In the Diaspora: Priscilla Huagie, Founder of MyCaribKitchen
My name is Priscilla Huagie, I'm a Half Ghanaian, half Jamaican University Student from North West London. I've always been a dreamer but I believe a turn in my life came after I was estranged from my parents as a young teen which knocked my confidence drastically. As time went on however, I began to develop a real desire to be successful and make my loved ones proud. 

JF: What is your name and what do you do?
PH: My name is Priscilla, I currently study at Middlesex University and I have a food business called My Carib Kitchen. Fun fact – I am off dual heritage – my Dad is Ghanaian and my Mum is Jamacian.
JF: What is your favourite Ghanaian dish?
PH: I go to Ghana every year, my favourite Ghanaian food - gosh there are so many – I love red-red and I also really do love kenkey.
JF: Being African and Caribbean, I presume there can be some underlying tensions. How have you dealt with this?
PH: I am still working on it! I think people underestimate the tensions that may arise being of dual-heritage. I find that the dynamics of the strain changes every year, especially in instances where I find myself gearing towards one side more than the other. Thankfully, my parents managed to keep my brothers and I in touch with both cultures and there are some great similarities. My parents have moved back to Ghana now so it is great to visit them back there too!


JF: So, how did your love for cooking develop?
When I was younger, I didn’t like being told to cook. My mum would literally tell me what to cook, what time and I hated it (sorry Mum!). I wanted the freedom to experiment with flavours. I knew I had made it when my Grandma started eating my cooking and began asking me to cook certain things at family get-togethers.
JF: How did you get into food blogging and then starting up your business?
PH: I have always wanted to have a business of my own. A few years ago, I went to a business seminar a few years ago and there were a number of amazing women in business talking about their journey. Deliciously Ella, a prominent food blogger was there and hearing her story motivated me. I started by blog in October 2017, initially as a way to relieve stress and share some of the authentic Jamaican recipes I had been taught over the years by my Mother and Grandmother. I also used the blog to share my thoughts on any number of issues, especially regarding staying productive and motivated. The blog proved very popular and I was constantly getting asked by people to try some of the food I would post - so I turned it into a business 'Mycaribkitchen' (short for Caribbean) where the public can place an order during the week, either for collection or delivery every Sunday evening. 
JF: What has been a challenge you have faced thus far in running your business?
PH: Honestly, staying on top of things and managing my time as I am still studying can be pretty overwhelming. I tend to take on a lot of things but I would say, choosing to do something you genuinely enjoy will help you stay motivated during these times. 

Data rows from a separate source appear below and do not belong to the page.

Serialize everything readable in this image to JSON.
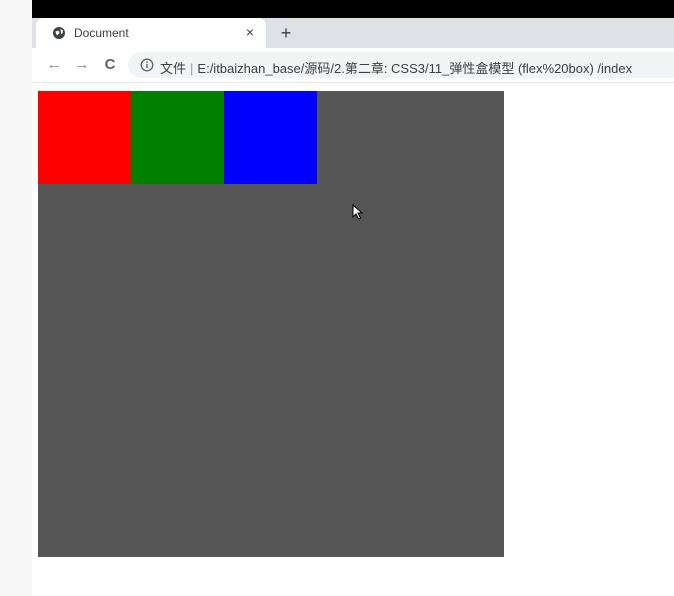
{
  "browser": {
    "tab": {
      "title": "Document",
      "favicon": "globe-icon",
      "close_glyph": "×"
    },
    "new_tab_glyph": "+",
    "nav": {
      "back_glyph": "←",
      "forward_glyph": "→",
      "reload_glyph": "C"
    },
    "address": {
      "info_icon": "info-icon",
      "label": "文件",
      "url": "E:/itbaizhan_base/源码/2.第二章: CSS3/11_弹性盒模型 (flex%20box) /index"
    }
  },
  "page": {
    "container": {
      "color": "#555555"
    },
    "items": [
      {
        "color": "#ff0000"
      },
      {
        "color": "#008000"
      },
      {
        "color": "#0000ff"
      }
    ]
  }
}
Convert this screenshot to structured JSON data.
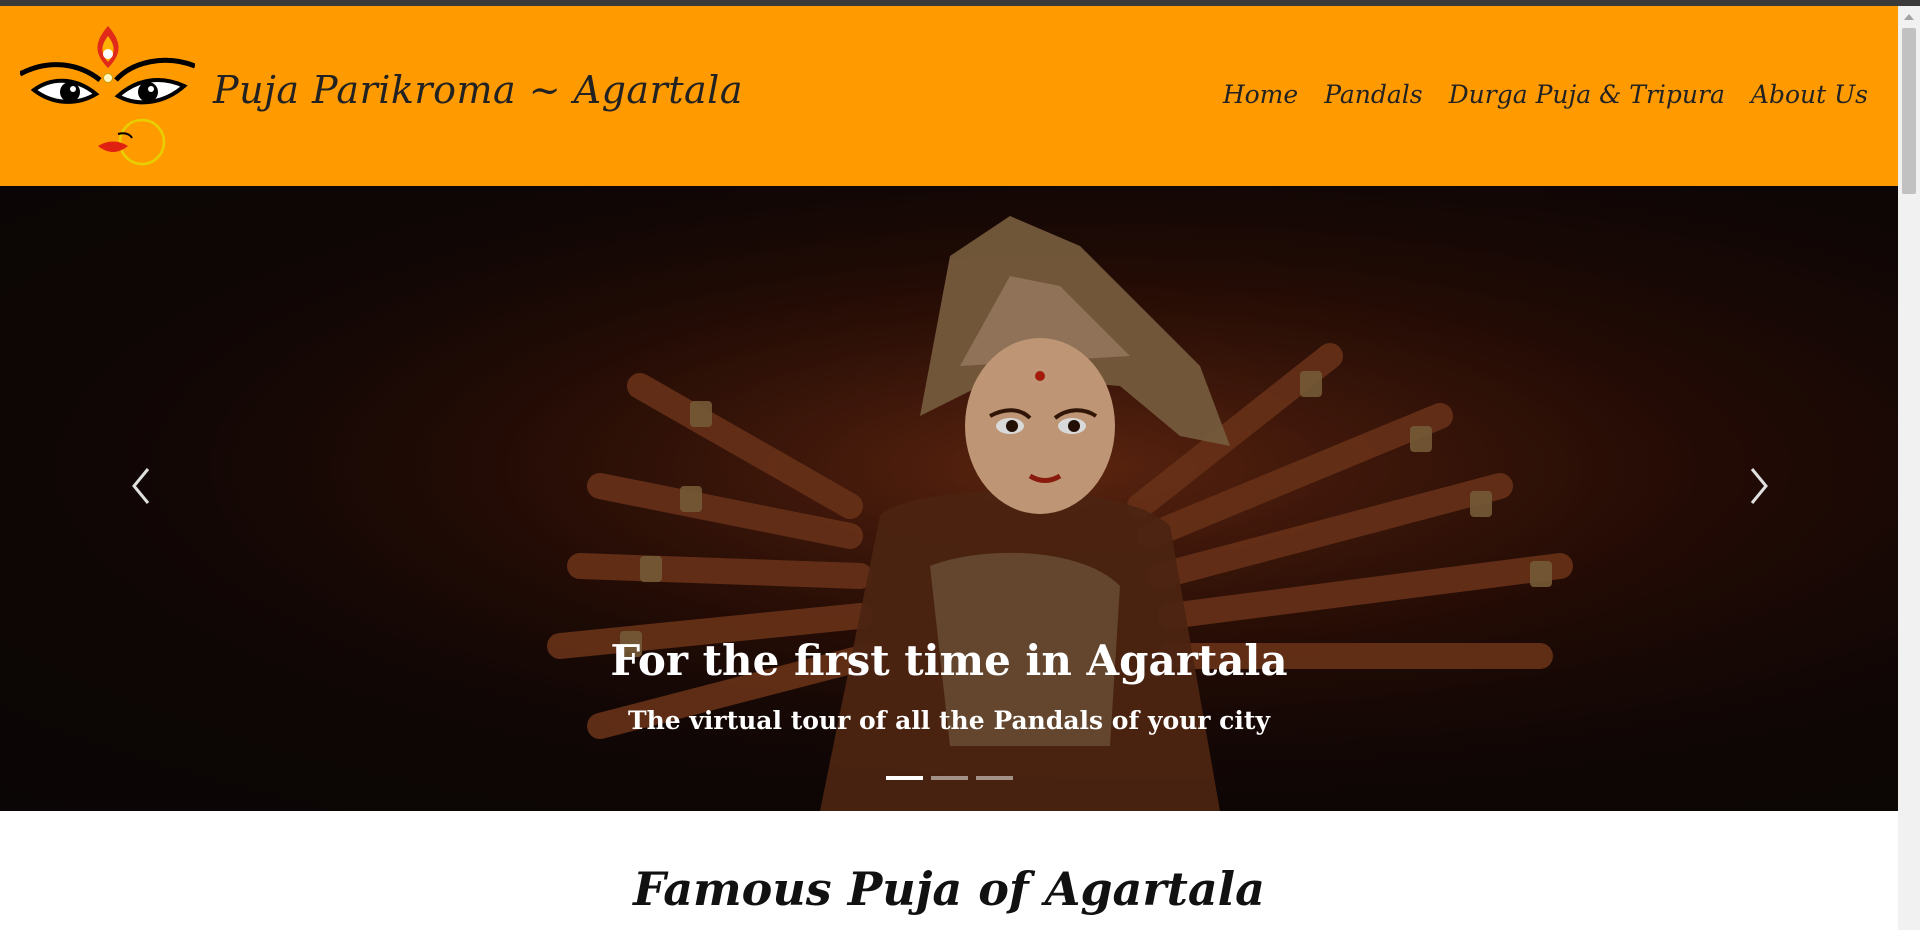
{
  "brand": {
    "title": "Puja Parikroma ~ Agartala",
    "logo_icon": "durga-eyes-logo-icon"
  },
  "nav": {
    "items": [
      {
        "label": "Home"
      },
      {
        "label": "Pandals"
      },
      {
        "label": "Durga Puja & Tripura"
      },
      {
        "label": "About Us"
      }
    ]
  },
  "hero": {
    "title": "For the first time in Agartala",
    "subtitle": "The virtual tour of all the Pandals of your city",
    "slide_count": 3,
    "active_slide": 1,
    "prev_icon": "chevron-left-icon",
    "next_icon": "chevron-right-icon"
  },
  "section": {
    "title": "Famous Puja of Agartala"
  },
  "colors": {
    "navbar_bg": "#ff9a00",
    "hero_bg": "#120806",
    "text_dark": "#222222",
    "text_light": "#ffffff"
  }
}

JF: How have you worked to build your blog and brand?
I am always looking for new and innovative ways to keep my followers engaged. I created a YouTube channel, beginning with an online series titled ‘The Dutch Pot Diaries’ where I focus on various countries and attempt to learn a little about their cuisine and finally attempt at cooking something from each one.


JF: You mentioned that your parents now live in Ghana. Are you interested in moving back?
I would, a couple of years ago, no but now I am very open to the idea of moving back. I would also like to explore West Indies more. 
JF: What do you think we as Ghanaians in the UK can do to add to the development of Ghana?
Maximise the opportunities you have here and see how the skills and experience you have can help in any way. I always advise my younger cousins that are interested in working or moving abroad, not just Ghana, to ensure that they study and work within a field that allows a smooth transition. For example, I am currently training to be a teacher and would love to take my interest in the education system and teaching, back to Ghana and hopefully build a school. My Aunt has a school in Ghana at the moment and that is a big motivation for me.
JF: Education is a big part of us being able give back. Finally, what advice would you give to other young people in business?
PH: Be proactive with your ideas! So many people have ideas but not all of them are followed through. If you want to do something, don’t be that kind of person that just has the idea but takes no action. Definitely do something you enjoy because that will keep you motivated. Also in business, be prepared for the ebbs and flows. Things will not always be great but have fun and embrace the lessons. 


JF: What does the future hold for Priscilla and My Carib Kitchen?
I would love to write a cookbook and find a way to really fuse my two cultures together in food. If you haven’t tried jollof rice and jerk chicken yet, you are honestly missing out! In the future, I will definitely be opening a restaurant with the hopes of it becoming a chain of restaurants in the UK and hopefully in Ghana too!

Final Words:
Priscilla is an absolute gem and her story and heritage is an interesting one. Being able to embrace both her West Indian and Ghanaian cultures is a real testament to her upbringing. I cannot wait to see her do great things in her professional career and also the growth of MyCaribKitchen. I'll be first in line to purchase that cookbook - hey, I might even give jollof and curry goat a try this weekend too!

Twitter: mycaribkitchen
YouTube: MyCaribKitchen
Instagram: MyCaribbeanKitchen
Personal Twitter: Prildn